Making matters worse is that competent Republicans leaders are either in thrall to the party’s oddly entitled grassroots activists, like Gov. Greg Abbott, or trying to fly below their radar, like Land Commissioner George P. Bush…

Today’s Republicans are essentially parasites on the body politic, and it seems like they may be due to discover the disadvantage of the parasitic livestyle: If you bleed the host too much too fast, either they’ll find a way to expel you, or you’ll die right along with your victim. Here’s hoping Texas is able to fight back hard enough to make it the first option!

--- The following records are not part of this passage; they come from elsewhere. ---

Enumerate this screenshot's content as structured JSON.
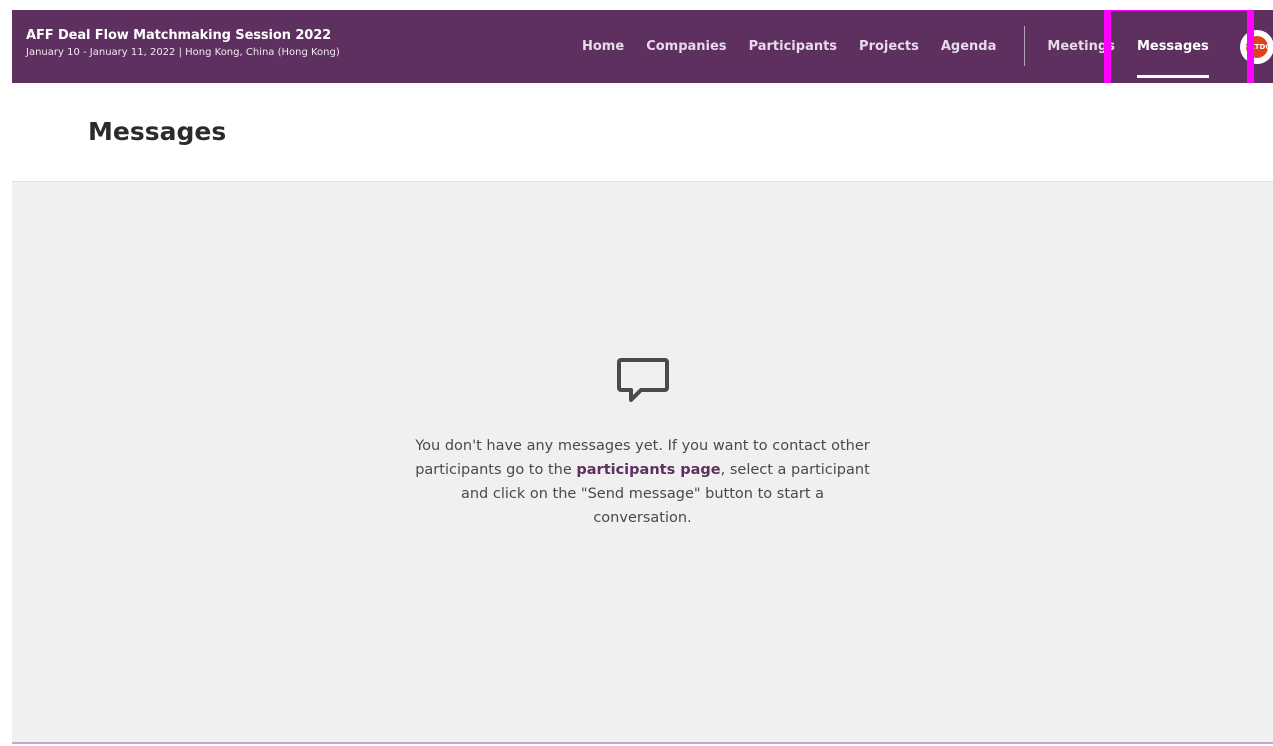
{
  "header": {
    "title": "AFF Deal Flow Matchmaking Session 2022",
    "subtitle": "January 10 - January 11, 2022 | Hong Kong, China (Hong Kong)"
  },
  "nav": {
    "items": [
      {
        "label": "Home"
      },
      {
        "label": "Companies"
      },
      {
        "label": "Participants"
      },
      {
        "label": "Projects"
      },
      {
        "label": "Agenda"
      },
      {
        "label": "Meetings"
      },
      {
        "label": "Messages",
        "active": true
      }
    ]
  },
  "avatar": {
    "logo_text": "HKTDC"
  },
  "page": {
    "title": "Messages"
  },
  "empty_state": {
    "icon": "chat-bubble-icon",
    "text_before": "You don't have any messages yet. If you want to contact other participants go to the ",
    "link_text": "participants page",
    "text_after": ", select a participant and click on the \"Send message\" button to start a conversation."
  },
  "colors": {
    "header_bg": "#5e3060",
    "content_bg": "#f0f0f0",
    "accent": "#5e3060",
    "highlight": "#ff00ff"
  }
}
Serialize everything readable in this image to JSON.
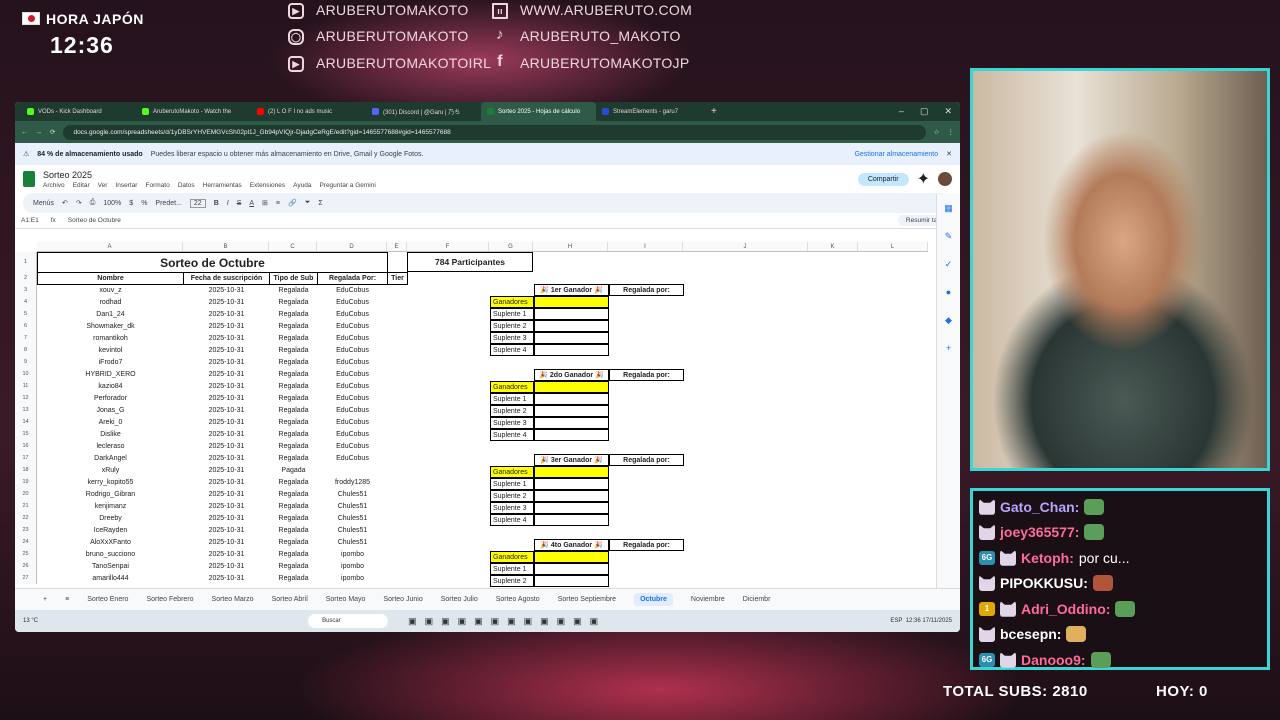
{
  "overlay": {
    "clock_label": "HORA JAPÓN",
    "clock_time": "12:36",
    "socials": [
      {
        "icon": "youtube-icon",
        "text": "ARUBERUTOMAKOTO"
      },
      {
        "icon": "instagram-icon",
        "text": "ARUBERUTOMAKOTO"
      },
      {
        "icon": "youtube-icon",
        "text": "ARUBERUTOMAKOTOIRL"
      },
      {
        "icon": "twitch-icon",
        "text": "WWW.ARUBERUTO.COM"
      },
      {
        "icon": "tiktok-icon",
        "text": "ARUBERUTO_MAKOTO"
      },
      {
        "icon": "facebook-icon",
        "text": "ARUBERUTOMAKOTOJP"
      }
    ],
    "total_subs": "TOTAL SUBS: 2810",
    "hoy": "HOY: 0",
    "accent": "#3ad6d6"
  },
  "browser": {
    "tabs": [
      {
        "label": "VODs - Kick Dashboard",
        "color": "#53fc18"
      },
      {
        "label": "AruberutoMakoto - Watch the",
        "color": "#53fc18"
      },
      {
        "label": "(2) L O F I no ads music",
        "color": "#ff0000"
      },
      {
        "label": "(301) Discord | @Garu | 乃ち",
        "color": "#5865f2"
      },
      {
        "label": "Sorteo 2025 - Hojas de cálculo",
        "color": "#188038",
        "active": true
      },
      {
        "label": "StreamElements - garu7",
        "color": "#2a4bd7"
      }
    ],
    "url": "docs.google.com/spreadsheets/d/1yDBSrYHVEMGVcSh02pl1J_Gb94pVIQjr-DjadgCeRgE/edit?gid=1465577688#gid=1465577688"
  },
  "sheets": {
    "banner_strong": "84 % de almacenamiento usado",
    "banner_text": "Puedes liberar espacio u obtener más almacenamiento en Drive, Gmail y Google Fotos.",
    "banner_action": "Gestionar almacenamiento",
    "doc_title": "Sorteo 2025",
    "menus": [
      "Archivo",
      "Editar",
      "Ver",
      "Insertar",
      "Formato",
      "Datos",
      "Herramientas",
      "Extensiones",
      "Ayuda",
      "Preguntar a Gemini"
    ],
    "share": "Compartir",
    "toolbar": {
      "menus": "Menús",
      "zoom": "100%",
      "font": "Predet...",
      "size": "22"
    },
    "cellref": "A1:E1",
    "formula": "Sorteo de Octubre",
    "summarize": "Resumir tabla",
    "columns": [
      "A",
      "B",
      "C",
      "D",
      "E",
      "F",
      "G",
      "H",
      "I",
      "J",
      "K",
      "L"
    ],
    "title": "Sorteo de Octubre",
    "participants": "784 Participantes",
    "headers": [
      "Nombre",
      "Fecha de suscripción",
      "Tipo de Sub",
      "Regalada Por:",
      "Tier"
    ],
    "rows": [
      [
        "xouv_z",
        "2025-10-31",
        "Regalada",
        "EduCobus"
      ],
      [
        "rodhad",
        "2025-10-31",
        "Regalada",
        "EduCobus"
      ],
      [
        "Dan1_24",
        "2025-10-31",
        "Regalada",
        "EduCobus"
      ],
      [
        "Showmaker_dk",
        "2025-10-31",
        "Regalada",
        "EduCobus"
      ],
      [
        "romantikoh",
        "2025-10-31",
        "Regalada",
        "EduCobus"
      ],
      [
        "kevintol",
        "2025-10-31",
        "Regalada",
        "EduCobus"
      ],
      [
        "iFrodo7",
        "2025-10-31",
        "Regalada",
        "EduCobus"
      ],
      [
        "HYBRID_XERO",
        "2025-10-31",
        "Regalada",
        "EduCobus"
      ],
      [
        "kazio84",
        "2025-10-31",
        "Regalada",
        "EduCobus"
      ],
      [
        "Perforador",
        "2025-10-31",
        "Regalada",
        "EduCobus"
      ],
      [
        "Jonas_G",
        "2025-10-31",
        "Regalada",
        "EduCobus"
      ],
      [
        "Areki_0",
        "2025-10-31",
        "Regalada",
        "EduCobus"
      ],
      [
        "Dislike",
        "2025-10-31",
        "Regalada",
        "EduCobus"
      ],
      [
        "lecleraso",
        "2025-10-31",
        "Regalada",
        "EduCobus"
      ],
      [
        "DarkAngel",
        "2025-10-31",
        "Regalada",
        "EduCobus"
      ],
      [
        "xRuly",
        "2025-10-31",
        "Pagada",
        ""
      ],
      [
        "kerry_kopito55",
        "2025-10-31",
        "Regalada",
        "froddy1285"
      ],
      [
        "Rodrigo_Gibran",
        "2025-10-31",
        "Regalada",
        "Chules51"
      ],
      [
        "kenjimanz",
        "2025-10-31",
        "Regalada",
        "Chules51"
      ],
      [
        "Dreeby",
        "2025-10-31",
        "Regalada",
        "Chules51"
      ],
      [
        "IceRayden",
        "2025-10-31",
        "Regalada",
        "Chules51"
      ],
      [
        "AloXxXFanto",
        "2025-10-31",
        "Regalada",
        "Chules51"
      ],
      [
        "bruno_succiono",
        "2025-10-31",
        "Regalada",
        "ipombo"
      ],
      [
        "TanoSenpai",
        "2025-10-31",
        "Regalada",
        "ipombo"
      ],
      [
        "amarillo444",
        "2025-10-31",
        "Regalada",
        "ipombo"
      ]
    ],
    "winner_blocks": [
      {
        "title": "🎉 1er Ganador 🎉",
        "by": "Regalada por:",
        "rows": [
          "Ganadores",
          "Suplente 1",
          "Suplente 2",
          "Suplente 3",
          "Suplente 4"
        ]
      },
      {
        "title": "🎉 2do Ganador 🎉",
        "by": "Regalada por:",
        "rows": [
          "Ganadores",
          "Suplente 1",
          "Suplente 2",
          "Suplente 3",
          "Suplente 4"
        ]
      },
      {
        "title": "🎉 3er Ganador 🎉",
        "by": "Regalada por:",
        "rows": [
          "Ganadores",
          "Suplente 1",
          "Suplente 2",
          "Suplente 3",
          "Suplente 4"
        ]
      },
      {
        "title": "🎉 4to Ganador 🎉",
        "by": "Regalada por:",
        "rows": [
          "Ganadores",
          "Suplente 1",
          "Suplente 2"
        ]
      }
    ],
    "sheet_tabs": [
      "Sorteo Enero",
      "Sorteo Febrero",
      "Sorteo Marzo",
      "Sorteo Abril",
      "Sorteo Mayo",
      "Sorteo Junio",
      "Sorteo Julio",
      "Sorteo Agosto",
      "Sorteo Septiembre",
      "Octubre",
      "Noviembre",
      "Diciembr"
    ],
    "active_tab": "Octubre"
  },
  "taskbar": {
    "weather": "13 °C",
    "search": "Buscar",
    "lang": "ESP",
    "time": "12:36",
    "date": "17/11/2025"
  },
  "chat": [
    {
      "user": "Gato_Chan:",
      "text": "",
      "badge": "",
      "color": "#b7a4ff"
    },
    {
      "user": "joey365577:",
      "text": "",
      "badge": "",
      "color": "#ff6a9a"
    },
    {
      "user": "Ketoph:",
      "text": "por cu...",
      "badge": "6G",
      "color": "#ff6a9a"
    },
    {
      "user": "PIPOKKUSU:",
      "text": "",
      "badge": "",
      "color": "#ffffff"
    },
    {
      "user": "Adri_Oddino:",
      "text": "",
      "badge": "1",
      "color": "#ff6a9a"
    },
    {
      "user": "bcesepn:",
      "text": "",
      "badge": "",
      "color": "#ffffff"
    },
    {
      "user": "Danooo9:",
      "text": "",
      "badge": "6G",
      "color": "#ff6a9a"
    }
  ]
}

Thursday Evening Open Thread: New Repub Protective Euphemism!

Republican Rep. David Schweikert said in a radio interview Thursday that President Donald Trump might lack the language discipline to avoid giving the appearance of interfering in an investigation.

Schweikert said Trump may not have learned the discipline because he’s not from the “political class.” Schweikert made the comments on NPR’s “Morning Edition” during a discussion about possible obstruction of justice by Trump in the FBI’s investigation into Russia’s influence in the 2016 election…

So, Trump isn’t very adept at lying, which is the natural ‘language discipline’ of the GOP… just as a newly-weaned puppy lacks the bladder discipline not to piddle on the rug.

And the way GOP standards for their Dear Leader keep sinking, “didn’t piddle on the rug in the Oval Office” is gonna be next month’s behavioral gold star, isn’t it?

Apart from [facepalm]-ing, what’s on the agenda for the evening?


Here’s something 98 out of 100 U.S. Senators agree on: Donald Trump shouldn’t be able to unilaterally lift sanctions on Russia. Via Bloomberg:

The U.S. Senate voted to increase sanctions on Russia, and give Congress the power to review any attempt by President Donald Trump to unilaterally lift them, a rebuke of the president’s suggestions that the U.S. improve relations with the country.

It’s almost like they don’t trust him not to be weirdly solicitous of Putin or something…

And Grass is Green and Sky is Blue

They just now figured this out?

…the warped topography of Trumplandia.

It’s a reputation-savaging place. Ask Rod Rosenstein for sure. Herbert McMaster, too. Also James Mattis. Sean Spicer. Reince Priebus. Rex Tillerson. Dan Coats. All have been under pressure, undercut or contradicted. They’ve been asked to pledge their fidelity to — even proclaim their adoration for — a man who adores only himself.

Here’s hoping he takes down the entire GOP as he sinks to that’s magical 27%. FSM willing.